A sentinel from the 3d U.S. Infantry Regiment conducts the changing of the guard at the Tomb of the Unknown Soldier at Arlington National Cemetery, Arlington, Va. (U.S. Army photo by Elizabeth Fraser.)

We all know the United States is a formidable power, capable of unleashing its vast military strength against any enemy, at a moment’s notice, anywhere in the world.

But the world has changed.

Russia and China have both bolstered their military strength in vital sectors — the latter at an unprecedented rate.

Reflective of these changes, and according to a Heritage Foundation report, if the US wants to be ready to wage long-term war with foes like Russia and China, at the same time, it remains “underfunded.”

The report calls for more troops, planes ships and high-tech assets, claiming it is only about “two-thirds the size it should be,” writes Richard Sisk at Military.com.

This in a nation which is already recording record military budgets, in the range of US$740 billion.

“As currently postured, the US military is only marginally able to meet the demands of defending America’s vital national interests,” Heritage said in its annual Index of US Military Strength.

The foundation based its assessment “on the ability of America’s armed forces to engage and defeat two major competitors at roughly the same time,” and judged that the US military currently could handle only one major enemy, Military.com reported.

“It’s all about the money,” said Dakota Wood, a retired Marine lieutenant colonel and senior fellow at Heritage. “We have really under-invested over a number of years.”

The Heritage Index assessed US military strength across the service branches on a five-tiered scale of “very weak,” “weak,” “marginal,” “strong” and “very strong.”

The ratings for the Army, Air Force and Marine Corps were “marginal;” but the rating for the Navy was trending to “weak,” based on the number of ships, their age and the time it takes to produce more, Military.com reported.

Wood also described a sobering reality, on the naval situation vis-a-vis China.

Boatswain’s Mate Seaman Noah Canada, from Newnan, Ga., and Scott Rap, from San Diego, attach a cargo pendant on an MH-60R, Seahawk, assigned to Helicopter Maritime Strike Squadron 51, during a vertical replenishment test on the flight deck aboard the Ticonderoga-class guided-missile cruiser USS Shiloh. (U.S. Navy photo by Mass Communication Specialist Seaman Santiago Navarro.)

The Navy currently has roughly 300 ships, and “over half of those ships are more than 20 years old,” Wood said.

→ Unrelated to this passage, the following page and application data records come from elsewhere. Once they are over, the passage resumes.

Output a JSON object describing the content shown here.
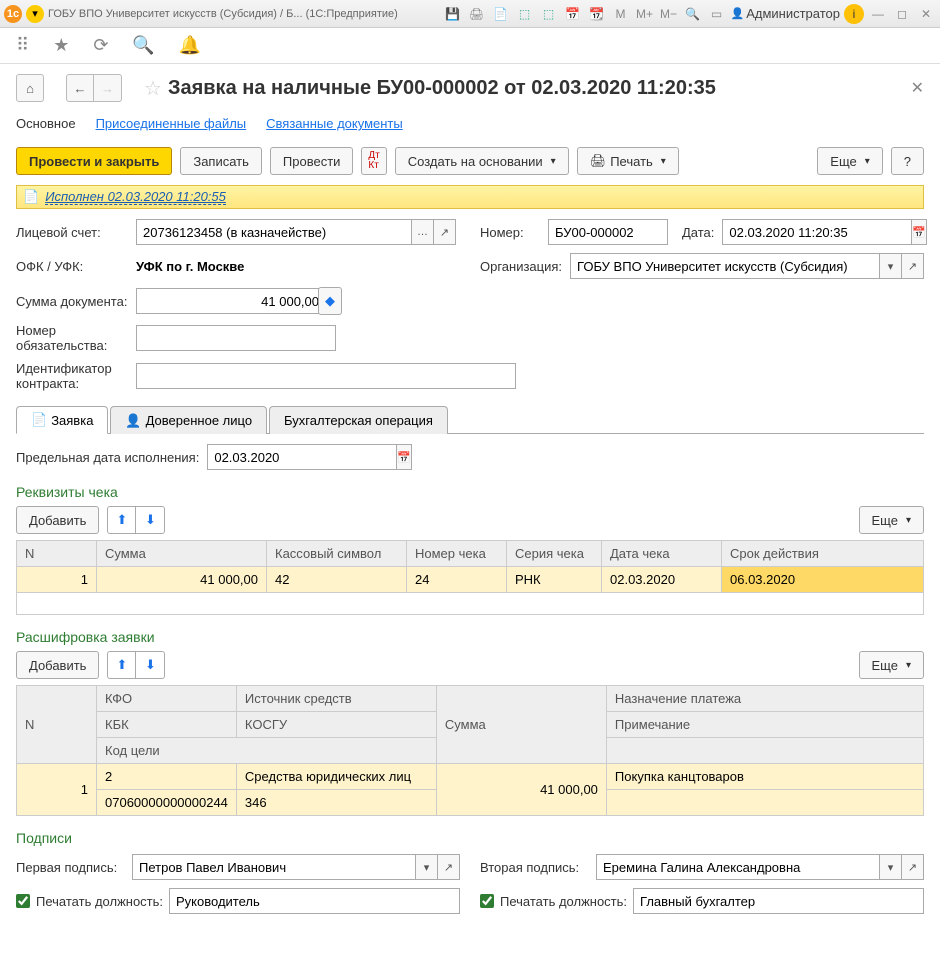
{
  "titlebar": {
    "app_icon": "1c",
    "title": "ГОБУ ВПО Университет искусств (Субсидия) / Б...   (1С:Предприятие)",
    "user": "Администратор",
    "icons": {
      "m": "M",
      "m_plus": "M+",
      "m_minus": "M−"
    }
  },
  "header": {
    "doc_title": "Заявка на наличные БУ00-000002 от 02.03.2020 11:20:35"
  },
  "navtabs": {
    "main": "Основное",
    "files": "Присоединенные файлы",
    "related": "Связанные документы"
  },
  "cmd": {
    "post_close": "Провести и закрыть",
    "save": "Записать",
    "post": "Провести",
    "create_based": "Создать на основании",
    "print": "Печать",
    "more": "Еще",
    "help": "?"
  },
  "status": {
    "text": "Исполнен 02.03.2020 11:20:55"
  },
  "form": {
    "lic_lbl": "Лицевой счет:",
    "lic_val": "20736123458 (в казначействе)",
    "num_lbl": "Номер:",
    "num_val": "БУ00-000002",
    "date_lbl": "Дата:",
    "date_val": "02.03.2020 11:20:35",
    "ofk_lbl": "ОФК / УФК:",
    "ofk_val": "УФК по г. Москве",
    "org_lbl": "Организация:",
    "org_val": "ГОБУ ВПО Университет искусств (Субсидия)",
    "sum_lbl": "Сумма документа:",
    "sum_val": "41 000,00",
    "oblig_lbl": "Номер обязательства:",
    "contract_lbl": "Идентификатор контракта:"
  },
  "tabs": {
    "req": "Заявка",
    "proxy": "Доверенное лицо",
    "acc_op": "Бухгалтерская операция"
  },
  "request": {
    "deadline_lbl": "Предельная дата исполнения:",
    "deadline_val": "02.03.2020",
    "check_title": "Реквизиты чека",
    "add": "Добавить",
    "more": "Еще",
    "cols": {
      "n": "N",
      "sum": "Сумма",
      "sym": "Кассовый символ",
      "chk_num": "Номер чека",
      "chk_ser": "Серия чека",
      "chk_date": "Дата чека",
      "valid": "Срок действия"
    },
    "row": {
      "n": "1",
      "sum": "41 000,00",
      "sym": "42",
      "chk_num": "24",
      "chk_ser": "РНК",
      "chk_date": "02.03.2020",
      "valid": "06.03.2020"
    }
  },
  "detail": {
    "title": "Расшифровка заявки",
    "hdrs": {
      "n": "N",
      "kfo": "КФО",
      "src": "Источник средств",
      "sum": "Сумма",
      "purpose": "Назначение платежа",
      "kbk": "КБК",
      "kosgu": "КОСГУ",
      "note": "Примечание",
      "goal": "Код цели"
    },
    "row": {
      "n": "1",
      "kfo": "2",
      "src": "Средства юридических лиц",
      "sum": "41 000,00",
      "purpose": "Покупка канцтоваров",
      "kbk": "07060000000000244",
      "kosgu": "346"
    }
  },
  "sign": {
    "title": "Подписи",
    "sig1_lbl": "Первая подпись:",
    "sig1_val": "Петров Павел Иванович",
    "sig2_lbl": "Вторая подпись:",
    "sig2_val": "Еремина Галина Александровна",
    "print_pos_lbl": "Печатать должность:",
    "pos1": "Руководитель",
    "pos2": "Главный бухгалтер"
  }
}
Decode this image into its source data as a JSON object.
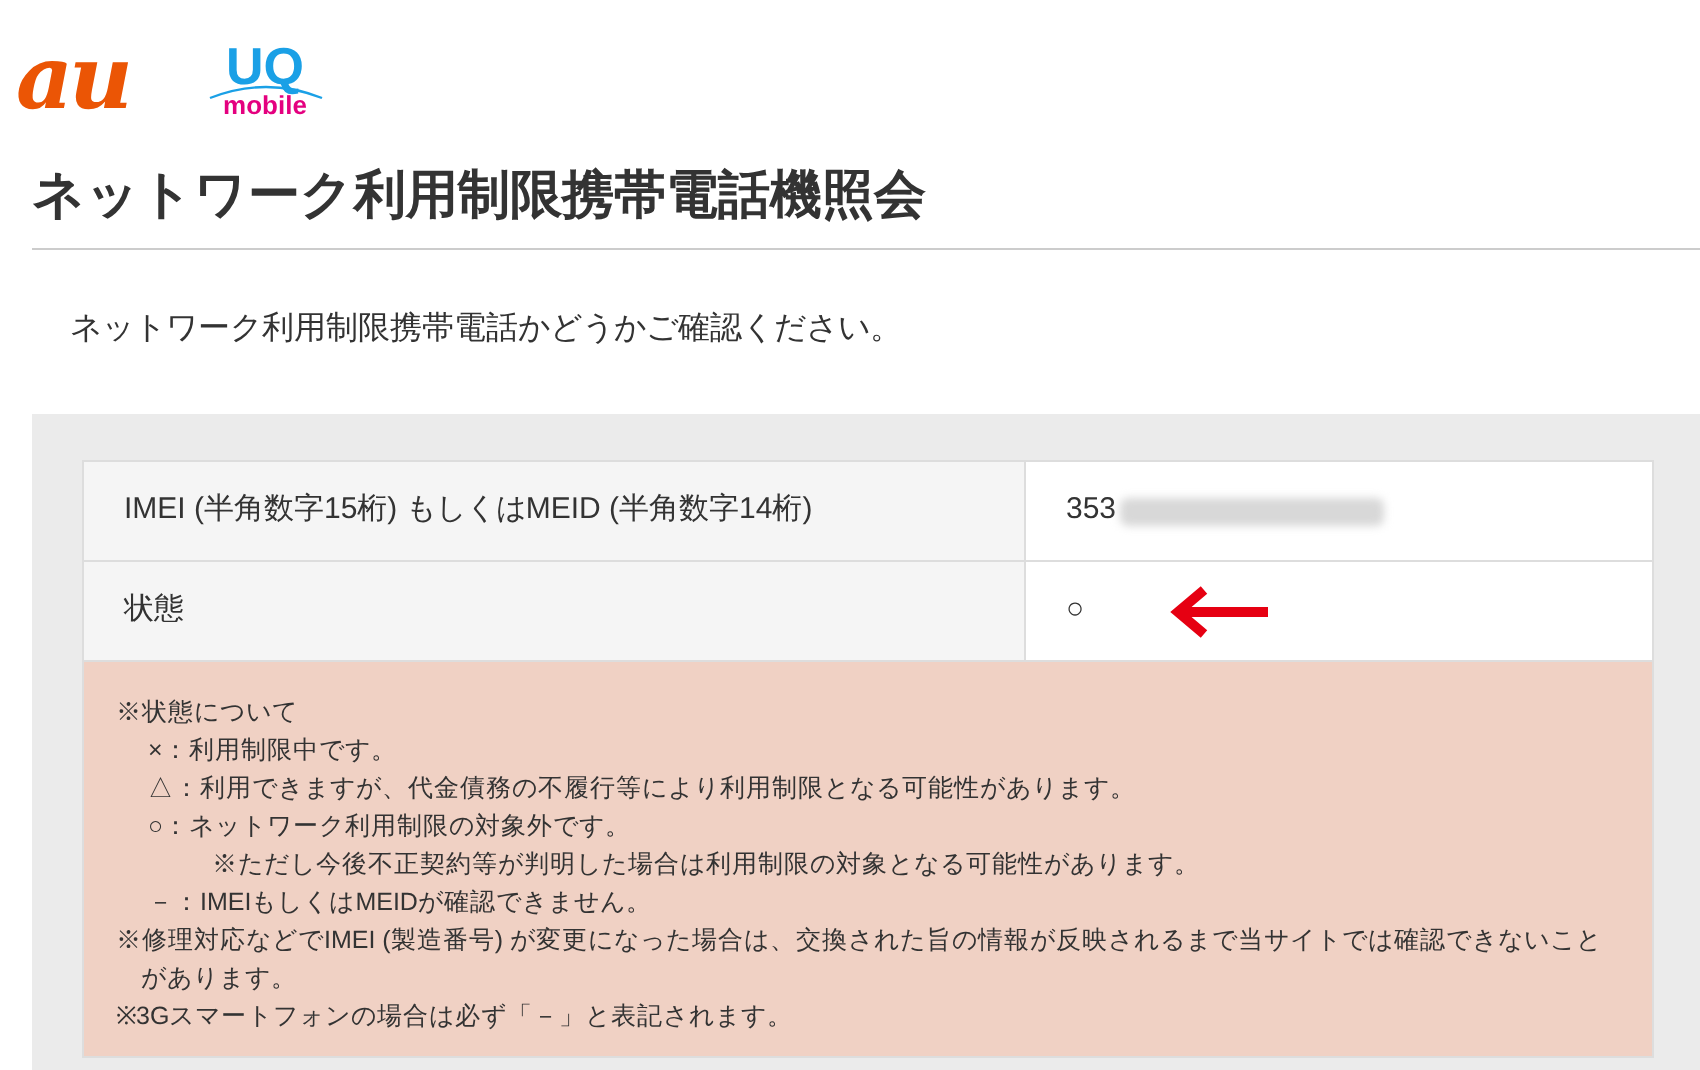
{
  "logos": {
    "au": "au",
    "uq": "UQ",
    "uq_sub": "mobile"
  },
  "title": "ネットワーク利用制限携帯電話機照会",
  "lead": "ネットワーク利用制限携帯電話かどうかご確認ください。",
  "table": {
    "rows": [
      {
        "label": "IMEI (半角数字15桁) もしくはMEID (半角数字14桁)",
        "value": "353",
        "kind": "redacted"
      },
      {
        "label": "状態",
        "value": "○",
        "kind": "status"
      }
    ]
  },
  "notes": [
    {
      "text": "※状態について",
      "children": [
        {
          "text": "×：利用制限中です。"
        },
        {
          "text": "△：利用できますが、代金債務の不履行等により利用制限となる可能性があります。"
        },
        {
          "text": "○：ネットワーク利用制限の対象外です。",
          "children": [
            {
              "text": "※ただし今後不正契約等が判明した場合は利用制限の対象となる可能性があります。"
            }
          ]
        },
        {
          "text": "－：IMEIもしくはMEIDが確認できません。"
        }
      ]
    },
    {
      "text": "※修理対応などでIMEI (製造番号) が変更になった場合は、交換された旨の情報が反映されるまで当サイトでは確認できないことがあります。"
    },
    {
      "text": "※3Gスマートフォンの場合は必ず「－」と表記されます。"
    }
  ]
}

Of the 300, “only about 100 are available on a daily basis,” he said.

“Of those 100, perhaps 60 are deployed into the Western Pacific — so 60 US ships going up against a Chinese navy of 350 ships quickly growing to 400 in the next few years.”

Not only that, but an “incredible asymmetry” exists in the region due to the People’s Liberation Army Rocket Force.

According to Adm. Philip Davidson, who spoke at the Halifax International Security Forum this week, “China will test more missiles — conventional and nuclear associated missiles — this year than every other nation added together on the planet,” National Defense reported.

“They’re creating very advanced platforms — and weapons systems to go with those platforms — in the naval or maritime sphere, with their air forces [and] with their rocket forces,” he said.

“That presents a threat not only to its key security concerns along the border, but certainly along the whole First Island chain,” he said, referring to major archipelagoes out from the East Asian continental mainland coast.

Secretary of the Navy Kenneth Braithwaite, who also spoke at the Halifax Forum, said China has over the past decade pivoted to the seas and has had what he calls “an awakening.”

The People’s Republic of China “has seen that all great powers of the world have always been maritime nations,” he said.

“Prior to that they had been pretty much a land-centric military. Well, they no longer are land centric. As we speak today, they have more ships than any nation in the world.”

The US Navy is examining several different options as to how it could position itself in that part of the world, National Defense reported.

“There’s no ifs, ands or buts about it,” Braithwaite said.

“The United States is not looking for any type of confrontation. We are freedom loving people. But we want to make sure that those nations that align with our beliefs recognize that we are willing to protect their interests as well as our own, and that is through a freedom of navigation.”